Taliban chief killed by US drone
The commander, Maulvi Nazir, fought American forces in Afghanistan but had a truce with the Pakistani military. He was among nine people killed in a missile strike on a house in the village of Angoor Adda in the South Waziristan tribal region near the border with Afghanistan.
At least four people were killed in a separate drone strike later near Mir Ali, the main town of the North Waziristan tribal region.America's use of drones against militants in Pakistan has increased substantially under President Barack Obama and the programme has killed a number of top militant commanders over the past year.
But the drone strikes are extremely contentious in Pakistan, seen as an infringement on the country's sovereignty. And while the US maintains that it targets militants, many Pakistanis complain that innocent civilians have also been killed.
Nazir's killing could cause even more friction in the already tense relations between Washington and Islamabad. Pakistan is believed to have struck a non-aggression pact with Nazir ahead of its 2009 military operation against militants in South Waziristan.

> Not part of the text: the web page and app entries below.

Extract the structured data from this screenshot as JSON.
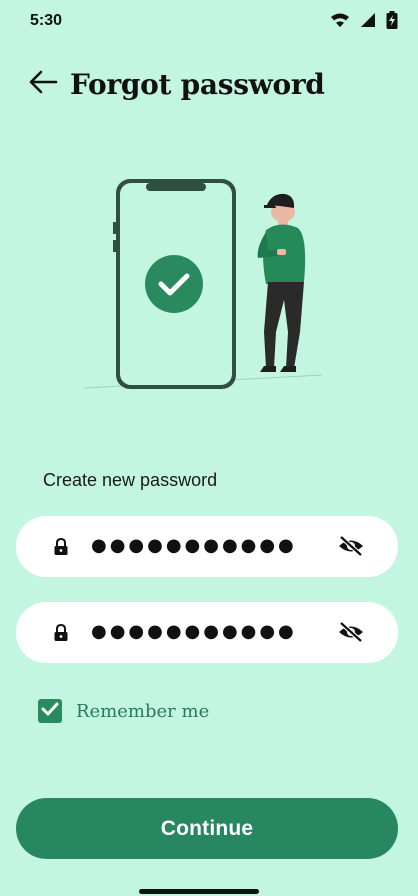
{
  "status_bar": {
    "time": "5:30",
    "icons": [
      "wifi-icon",
      "signal-icon",
      "battery-charging-icon"
    ]
  },
  "header": {
    "title": "Forgot password",
    "back_icon": "arrow-left-icon"
  },
  "form": {
    "section_label": "Create new password",
    "fields": [
      {
        "value": "●●●●●●●●●●●",
        "leading_icon": "lock-icon",
        "trailing_icon": "eye-off-icon"
      },
      {
        "value": "●●●●●●●●●●●",
        "leading_icon": "lock-icon",
        "trailing_icon": "eye-off-icon"
      }
    ],
    "remember": {
      "label": "Remember me",
      "checked": true
    }
  },
  "actions": {
    "continue_label": "Continue"
  },
  "colors": {
    "background": "#c3f6e1",
    "primary": "#268760",
    "field": "#ffffff"
  }
}
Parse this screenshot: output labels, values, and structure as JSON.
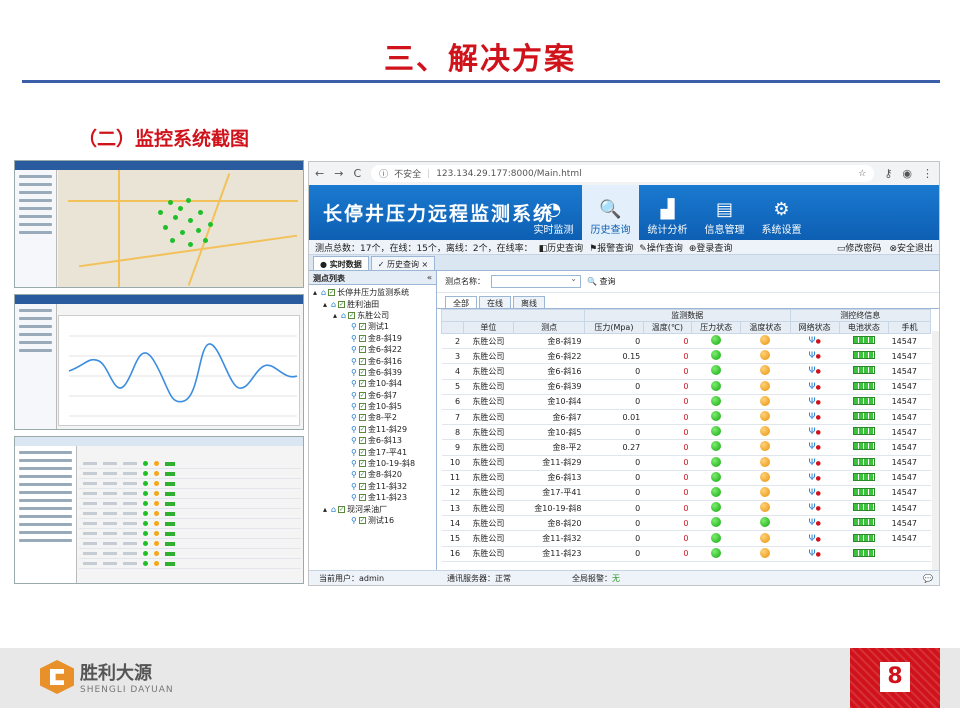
{
  "slide": {
    "title": "三、解决方案",
    "subtitle": "（二）监控系统截图",
    "page_number": "8"
  },
  "logo": {
    "cn": "胜利大源",
    "en": "SHENGLI DAYUAN"
  },
  "browser": {
    "url_security": "不安全",
    "url": "123.134.29.177:8000/Main.html"
  },
  "app": {
    "title": "长停井压力远程监测系统",
    "nav": [
      "实时监测",
      "历史查询",
      "统计分析",
      "信息管理",
      "系统设置"
    ],
    "nav_icons": [
      "gauge-icon",
      "search-doc-icon",
      "bar-chart-icon",
      "document-icon",
      "gear-icon"
    ],
    "status_text": "测点总数：17个，在线：15个，离线：2个，在线率：",
    "status_links": [
      "历史查询",
      "报警查询",
      "操作查询",
      "登录查询"
    ],
    "right_links": [
      "修改密码",
      "安全退出"
    ],
    "tabs": [
      "实时数据",
      "历史查询"
    ],
    "tree_title": "测点列表",
    "tree": [
      {
        "label": "长停井压力监测系统",
        "level": 0
      },
      {
        "label": "胜利油田",
        "level": 1
      },
      {
        "label": "东胜公司",
        "level": 2
      },
      {
        "label": "测试1",
        "level": 3
      },
      {
        "label": "金8-斜19",
        "level": 3
      },
      {
        "label": "金6-斜22",
        "level": 3
      },
      {
        "label": "金6-斜16",
        "level": 3
      },
      {
        "label": "金6-斜39",
        "level": 3
      },
      {
        "label": "金10-斜4",
        "level": 3
      },
      {
        "label": "金6-斜7",
        "level": 3
      },
      {
        "label": "金10-斜5",
        "level": 3
      },
      {
        "label": "金8-平2",
        "level": 3
      },
      {
        "label": "金11-斜29",
        "level": 3
      },
      {
        "label": "金6-斜13",
        "level": 3
      },
      {
        "label": "金17-平41",
        "level": 3
      },
      {
        "label": "金10-19-斜8",
        "level": 3
      },
      {
        "label": "金8-斜20",
        "level": 3
      },
      {
        "label": "金11-斜32",
        "level": 3
      },
      {
        "label": "金11-斜23",
        "level": 3
      },
      {
        "label": "现河采油厂",
        "level": 1
      },
      {
        "label": "测试16",
        "level": 3
      }
    ],
    "filter_label": "测点名称：",
    "query_button": "查询",
    "sub_tabs": [
      "全部",
      "在线",
      "离线"
    ],
    "group_headers": [
      "监测数据",
      "测控终信息"
    ],
    "columns": [
      "",
      "单位",
      "测点",
      "压力(Mpa)",
      "温度(℃)",
      "压力状态",
      "温度状态",
      "网络状态",
      "电池状态",
      "手机"
    ],
    "rows": [
      {
        "n": "2",
        "unit": "东胜公司",
        "point": "金8-斜19",
        "p": "0",
        "t": "0",
        "ps": "g",
        "ts": "o",
        "phone": "14547"
      },
      {
        "n": "3",
        "unit": "东胜公司",
        "point": "金6-斜22",
        "p": "0.15",
        "t": "0",
        "ps": "g",
        "ts": "o",
        "phone": "14547"
      },
      {
        "n": "4",
        "unit": "东胜公司",
        "point": "金6-斜16",
        "p": "0",
        "t": "0",
        "ps": "g",
        "ts": "o",
        "phone": "14547"
      },
      {
        "n": "5",
        "unit": "东胜公司",
        "point": "金6-斜39",
        "p": "0",
        "t": "0",
        "ps": "g",
        "ts": "o",
        "phone": "14547"
      },
      {
        "n": "6",
        "unit": "东胜公司",
        "point": "金10-斜4",
        "p": "0",
        "t": "0",
        "ps": "g",
        "ts": "o",
        "phone": "14547"
      },
      {
        "n": "7",
        "unit": "东胜公司",
        "point": "金6-斜7",
        "p": "0.01",
        "t": "0",
        "ps": "g",
        "ts": "o",
        "phone": "14547"
      },
      {
        "n": "8",
        "unit": "东胜公司",
        "point": "金10-斜5",
        "p": "0",
        "t": "0",
        "ps": "g",
        "ts": "o",
        "phone": "14547"
      },
      {
        "n": "9",
        "unit": "东胜公司",
        "point": "金8-平2",
        "p": "0.27",
        "t": "0",
        "ps": "g",
        "ts": "o",
        "phone": "14547"
      },
      {
        "n": "10",
        "unit": "东胜公司",
        "point": "金11-斜29",
        "p": "0",
        "t": "0",
        "ps": "g",
        "ts": "o",
        "phone": "14547"
      },
      {
        "n": "11",
        "unit": "东胜公司",
        "point": "金6-斜13",
        "p": "0",
        "t": "0",
        "ps": "g",
        "ts": "o",
        "phone": "14547"
      },
      {
        "n": "12",
        "unit": "东胜公司",
        "point": "金17-平41",
        "p": "0",
        "t": "0",
        "ps": "g",
        "ts": "o",
        "phone": "14547"
      },
      {
        "n": "13",
        "unit": "东胜公司",
        "point": "金10-19-斜8",
        "p": "0",
        "t": "0",
        "ps": "g",
        "ts": "o",
        "phone": "14547"
      },
      {
        "n": "14",
        "unit": "东胜公司",
        "point": "金8-斜20",
        "p": "0",
        "t": "0",
        "ps": "g",
        "ts": "g",
        "phone": "14547"
      },
      {
        "n": "15",
        "unit": "东胜公司",
        "point": "金11-斜32",
        "p": "0",
        "t": "0",
        "ps": "g",
        "ts": "o",
        "phone": "14547"
      },
      {
        "n": "16",
        "unit": "东胜公司",
        "point": "金11-斜23",
        "p": "0",
        "t": "0",
        "ps": "g",
        "ts": "o",
        "phone": ""
      }
    ],
    "footer": {
      "user": "当前用户：admin",
      "server": "通讯服务器：正常",
      "alarm_label": "全局报警：",
      "alarm_value": "无"
    }
  },
  "colors": {
    "accent_red": "#d0121b",
    "rule_blue": "#3a5ea8",
    "app_blue": "#1a7ad0"
  }
}
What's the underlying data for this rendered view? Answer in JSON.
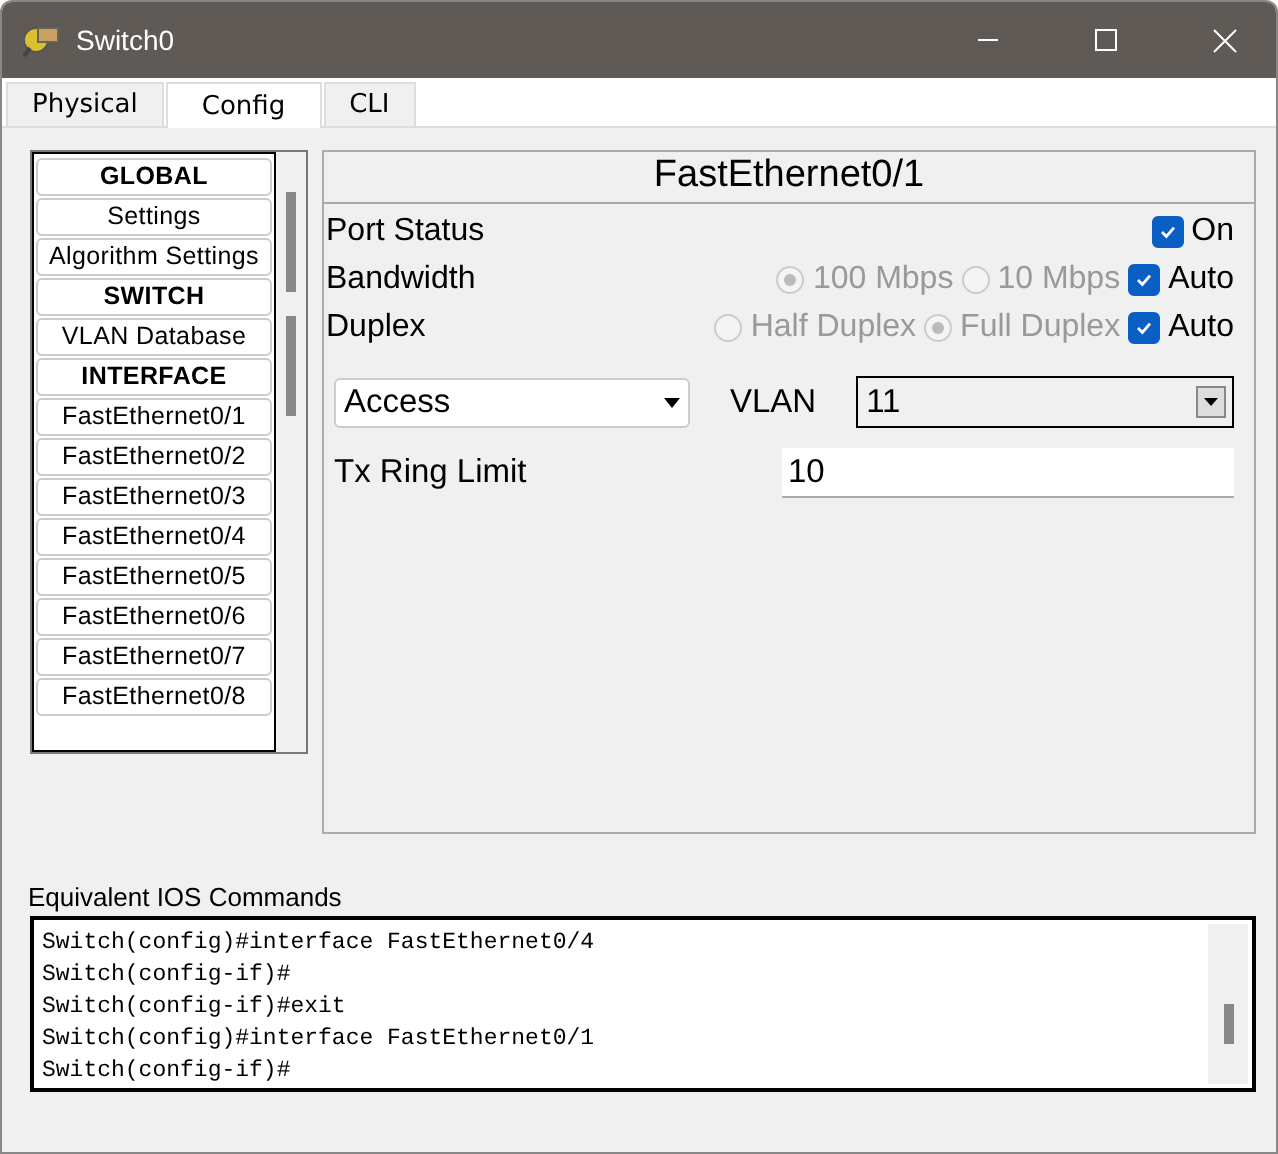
{
  "window": {
    "title": "Switch0"
  },
  "tabs": [
    {
      "label": "Physical",
      "selected": false
    },
    {
      "label": "Config",
      "selected": true
    },
    {
      "label": "CLI",
      "selected": false
    }
  ],
  "sidebar": {
    "items": [
      {
        "kind": "header",
        "label": "GLOBAL",
        "selected": false
      },
      {
        "kind": "item",
        "label": "Settings",
        "selected": false
      },
      {
        "kind": "item",
        "label": "Algorithm Settings",
        "selected": false
      },
      {
        "kind": "header",
        "label": "SWITCH",
        "selected": false
      },
      {
        "kind": "item",
        "label": "VLAN Database",
        "selected": false
      },
      {
        "kind": "header",
        "label": "INTERFACE",
        "selected": false
      },
      {
        "kind": "item",
        "label": "FastEthernet0/1",
        "selected": false
      },
      {
        "kind": "item",
        "label": "FastEthernet0/2",
        "selected": false
      },
      {
        "kind": "item",
        "label": "FastEthernet0/3",
        "selected": false
      },
      {
        "kind": "item",
        "label": "FastEthernet0/4",
        "selected": false
      },
      {
        "kind": "item",
        "label": "FastEthernet0/5",
        "selected": false
      },
      {
        "kind": "item",
        "label": "FastEthernet0/6",
        "selected": false
      },
      {
        "kind": "item",
        "label": "FastEthernet0/7",
        "selected": false
      },
      {
        "kind": "item",
        "label": "FastEthernet0/8",
        "selected": false
      }
    ]
  },
  "panel": {
    "title": "FastEthernet0/1",
    "port_status": {
      "label": "Port Status",
      "checkbox": {
        "label": "On",
        "checked": true
      }
    },
    "bandwidth": {
      "label": "Bandwidth",
      "options": [
        {
          "label": "100 Mbps",
          "selected": true,
          "disabled": true
        },
        {
          "label": "10 Mbps",
          "selected": false,
          "disabled": true
        }
      ],
      "auto": {
        "label": "Auto",
        "checked": true
      }
    },
    "duplex": {
      "label": "Duplex",
      "options": [
        {
          "label": "Half Duplex",
          "selected": false,
          "disabled": true
        },
        {
          "label": "Full Duplex",
          "selected": true,
          "disabled": true
        }
      ],
      "auto": {
        "label": "Auto",
        "checked": true
      }
    },
    "mode": {
      "value": "Access"
    },
    "vlan": {
      "label": "VLAN",
      "value": "11"
    },
    "tx_ring_limit": {
      "label": "Tx Ring Limit",
      "value": "10"
    }
  },
  "ios_commands": {
    "label": "Equivalent IOS Commands",
    "lines": [
      "Switch(config)#interface FastEthernet0/4",
      "Switch(config-if)#",
      "Switch(config-if)#exit",
      "Switch(config)#interface FastEthernet0/1",
      "Switch(config-if)#"
    ]
  }
}
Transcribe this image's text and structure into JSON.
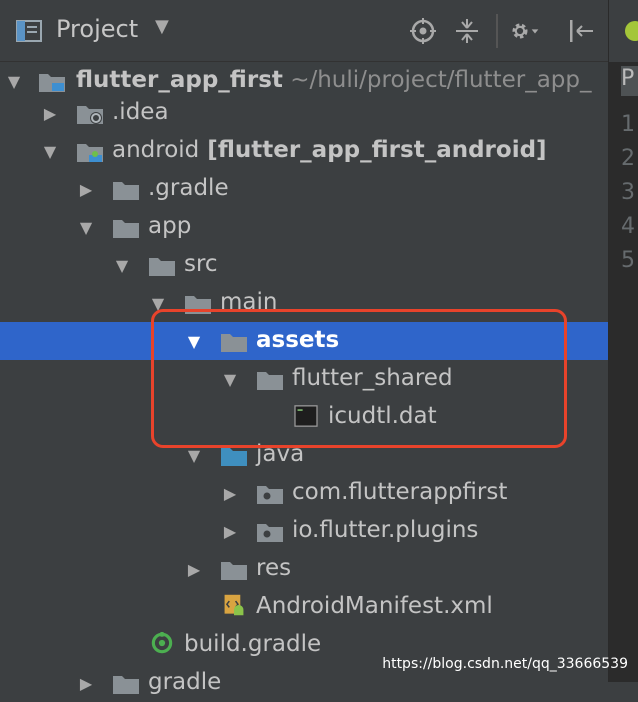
{
  "toolbar": {
    "title": "Project",
    "icons": [
      "project-panel-icon",
      "caret-down-icon",
      "locate-icon",
      "collapse-all-icon",
      "gear-icon",
      "hide-panel-icon"
    ]
  },
  "tree": {
    "rows": [
      {
        "label": "flutter_app_first",
        "suffix": " ~/huli/project/flutter_app_",
        "icon": "module-folder-icon",
        "expanded": true,
        "bold": true
      },
      {
        "label": ".idea",
        "icon": "idea-folder-icon",
        "expanded": false
      },
      {
        "label": "android",
        "suffix": " [flutter_app_first_android]",
        "icon": "android-module-icon",
        "expanded": true
      },
      {
        "label": ".gradle",
        "icon": "folder-icon",
        "expanded": false
      },
      {
        "label": "app",
        "icon": "folder-icon",
        "expanded": true
      },
      {
        "label": "src",
        "icon": "folder-icon",
        "expanded": true
      },
      {
        "label": "main",
        "icon": "folder-icon",
        "expanded": true
      },
      {
        "label": "assets",
        "icon": "folder-icon",
        "expanded": true,
        "selected": true
      },
      {
        "label": "flutter_shared",
        "icon": "folder-icon",
        "expanded": true
      },
      {
        "label": "icudtl.dat",
        "icon": "dat-file-icon"
      },
      {
        "label": "java",
        "icon": "source-folder-icon",
        "expanded": true
      },
      {
        "label": "com.flutterappfirst",
        "icon": "package-icon",
        "expanded": false
      },
      {
        "label": "io.flutter.plugins",
        "icon": "package-icon",
        "expanded": false
      },
      {
        "label": "res",
        "icon": "folder-icon",
        "expanded": false
      },
      {
        "label": "AndroidManifest.xml",
        "icon": "manifest-file-icon"
      },
      {
        "label": "build.gradle",
        "icon": "gradle-file-icon"
      },
      {
        "label": "gradle",
        "icon": "folder-icon",
        "expanded": false
      }
    ]
  },
  "editor": {
    "tab_letter": "P",
    "line_numbers": [
      "1",
      "2",
      "3",
      "4",
      "5"
    ]
  },
  "watermark": "https://blog.csdn.net/qq_33666539",
  "colors": {
    "background": "#3c3f41",
    "selection": "#2f65ca",
    "highlight_box": "#e8432b",
    "folder": "#8a9196",
    "source_folder": "#3f8fbf"
  }
}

Fighters under Nazir's command focused their attacks on American forces in neighbouring Afghanistan. But many in Pakistan's military viewed Nazir and militant chiefs like him as "good Taliban," meaning they focus attacks only on foreign forces in Afghanistan, keeping domestic peace by not attacking Pakistani targets.
Nazir outraged many Pakistanis in June when he announced that he would not allow any polio vaccinations in territory under his control until the US stops drone attacks in the region.
Pakistan is one of three countries where polio is still endemic. Nine workers helping in anti-polio vaccination campaigns were killed last month by militant gunmen and the killings this week of five female teachers and two aid workers may also have been linked to their work on the polio campaigns.
Residents in Angoor Adda and Wana, the biggest town in South Waziristan, said mosque loudspeakers announced Nazir's death. One resident, Ajaz Khan, said 5,000 to 10,000 people attended the funeral of Nazir and six other people in Angoor Adda. A resident who attended the funeral said Nazir's body was badly burned and his face unrecognisable.
Nazir was active in many parts of Afghanistan and had close ties with Arab members of al Qaida as well as the Afghan Taliban, said Mansur Mahsud, the head of the Islamabad-based FATA Research Centre, which studies the tribal regions."His death is a great blow to the Afghan Taliban," he said.